Mathematical concepts and theorems have long fueled our curiosity and driven our quest for understanding. Two such concepts, the method of proof by infinite descent and Pythagoras’ theorem, have intrigued mathematicians for centuries. Pythagoras’ theorem establishes a fundamental relationship in Euclidean geometry; infinite descent serves as a powerful tool to demonstrate the absence of solutions for certain statements or equations. As we delve into the wonders of Pythagoras’ theorem, we encounter the enigmatic irrationality of the square root of 2 (√2), a revelation that unveils profound insights into the nature of numbers.

Named after the ancient Greek philosopher Pythagoras, Pythagoras’ theorem is a cornerstone in the realm of Euclidean geometry. At its core, it establishes a fundamental relationship among the three sides of a right triangle. The theorem states that the square of the hypotenuse—the side opposite the right angle—is equal to the sum of the squares of the other two sides. Over the centuries, mathematicians have proven this theorem through various methods, solidifying its status as one of the most extensively validated mathematical theorems.

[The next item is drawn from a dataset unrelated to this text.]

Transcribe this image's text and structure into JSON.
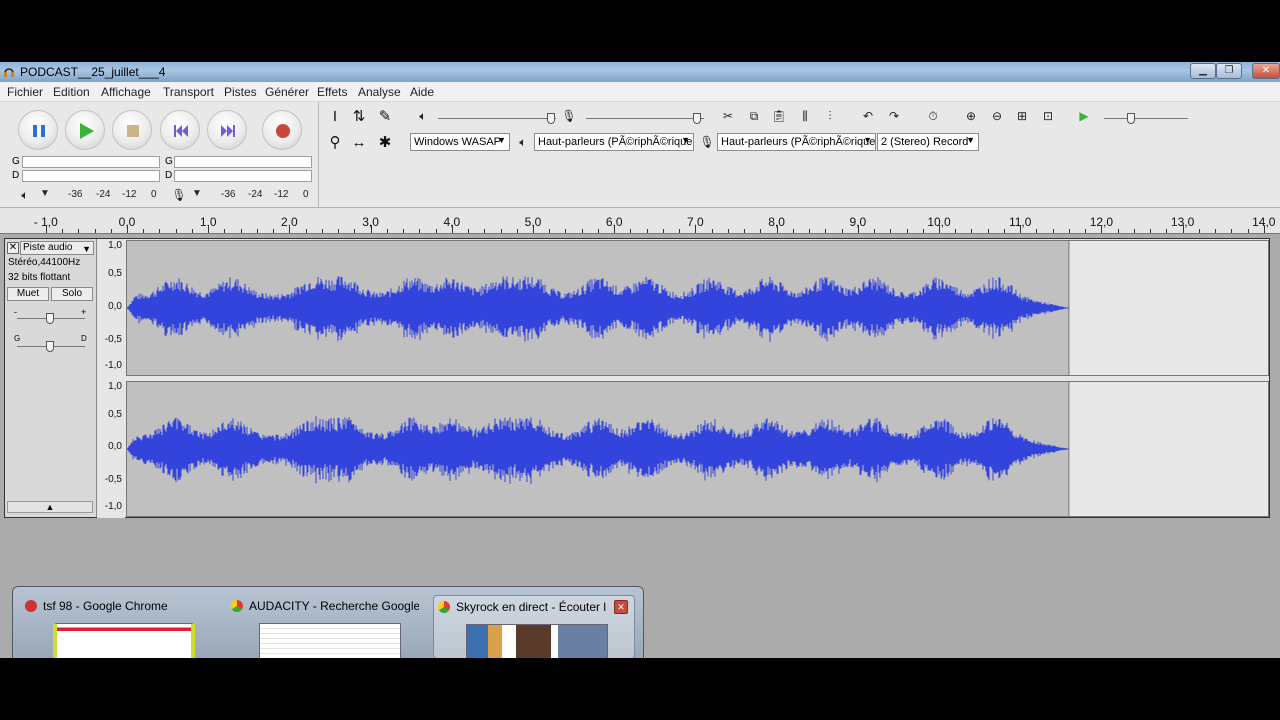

Although Pythagoras’ theorem is rooted in Euclidean geometry, its significance transcends traditional boundaries. When Euclidean space is represented using Cartesian coordinates in analytic geometry, the theorem still holds true. Moreover, its applicability extends beyond triangles to higher-dimensional spaces and even non-Euclidean geometries. Mathematicians have explored the implications and generalizations of Pythagoras’ theorem, deepening our understanding of geometric relationships and expanding the boundaries of mathematical exploration.

Within the toolkit of mathematicians lies the method of proof by infinite descent, a powerful technique used to establish the absence of solutions for specific statements or equations. By employing proof by contradiction, mathematicians demonstrate that assuming a solution leads to a smaller solution, thus creating an infinite series of ever-smaller solutions—a paradox within the realm of natural numbers. Through the application of mathematical induction and the well-ordering principle, we confidently conclude that the initial premise—that a solution exists—is indeed flawed.

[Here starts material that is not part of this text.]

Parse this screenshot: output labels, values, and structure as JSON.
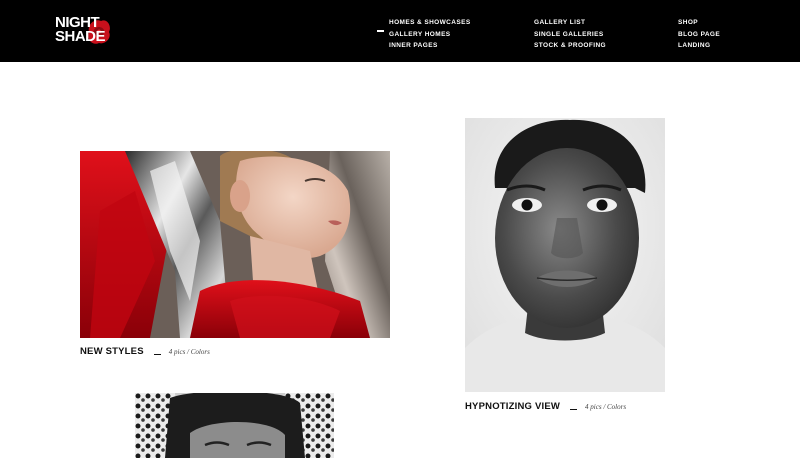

As we navigate the depths of Pythagoras’ theorem, however, we encounter the intriguing concept of the irrationality of the square root of 2 (√2). In ancient times, the Greeks, equipped with geometric tools rather than algebraic methods, derived a geometric proof by infinite descent to unravel the mystery of √2. Their investigation led them to establish that if √2 could be expressed as a rational number—a fraction of two whole numbers—it would imply an infinite sequence of rational numbers with progressively smaller components. However, within the realm of natural numbers, such an endless series of ever-smaller fractions is impossible. Consequently, the only logical conclusion is that √2 is irrational—it cannot be expressed as a fraction of two whole numbers.

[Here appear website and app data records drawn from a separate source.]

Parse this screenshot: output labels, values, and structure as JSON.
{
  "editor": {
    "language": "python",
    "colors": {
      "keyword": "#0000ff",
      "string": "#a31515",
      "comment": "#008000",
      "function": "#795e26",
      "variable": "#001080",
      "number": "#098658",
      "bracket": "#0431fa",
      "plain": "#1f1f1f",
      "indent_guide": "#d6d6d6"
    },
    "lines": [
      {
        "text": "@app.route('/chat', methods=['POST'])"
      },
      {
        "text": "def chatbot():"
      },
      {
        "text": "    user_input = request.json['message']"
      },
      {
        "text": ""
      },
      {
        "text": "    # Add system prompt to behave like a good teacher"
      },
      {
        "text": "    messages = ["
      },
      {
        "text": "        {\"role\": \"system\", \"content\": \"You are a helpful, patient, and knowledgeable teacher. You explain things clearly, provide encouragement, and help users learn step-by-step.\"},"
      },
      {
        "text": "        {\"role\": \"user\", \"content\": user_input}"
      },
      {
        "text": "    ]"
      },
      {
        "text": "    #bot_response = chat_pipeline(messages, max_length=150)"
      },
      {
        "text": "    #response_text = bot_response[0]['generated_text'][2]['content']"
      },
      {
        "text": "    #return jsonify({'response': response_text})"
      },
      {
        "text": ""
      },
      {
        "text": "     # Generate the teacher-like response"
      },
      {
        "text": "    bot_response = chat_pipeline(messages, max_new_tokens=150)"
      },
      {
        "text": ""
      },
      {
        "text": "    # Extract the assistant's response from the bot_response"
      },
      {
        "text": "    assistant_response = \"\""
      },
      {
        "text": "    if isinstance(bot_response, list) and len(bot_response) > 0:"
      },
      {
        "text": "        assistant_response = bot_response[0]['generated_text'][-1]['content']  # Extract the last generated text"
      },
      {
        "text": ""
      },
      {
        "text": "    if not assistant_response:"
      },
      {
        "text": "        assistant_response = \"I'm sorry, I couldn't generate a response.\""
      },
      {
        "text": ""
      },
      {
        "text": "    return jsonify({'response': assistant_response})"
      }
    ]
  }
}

Yet, the significance of √2 extends beyond its irrationality. If we consider a right triangle with two sides each measuring exactly one foot, the length of the hypotenuse is precisely √2—an irrational number. This revelation emphasizes the inherent beauty and complexity of mathematical concepts. It invites us to contemplate the profound nature of the universe, challenging our intuitions and providing a glimpse into the profound truths that mathematics holds. It reminds us of the ongoing pursuit of knowledge, urging us to explore further, question assumptions, and embrace the ever-unfolding mysteries that await our discovery.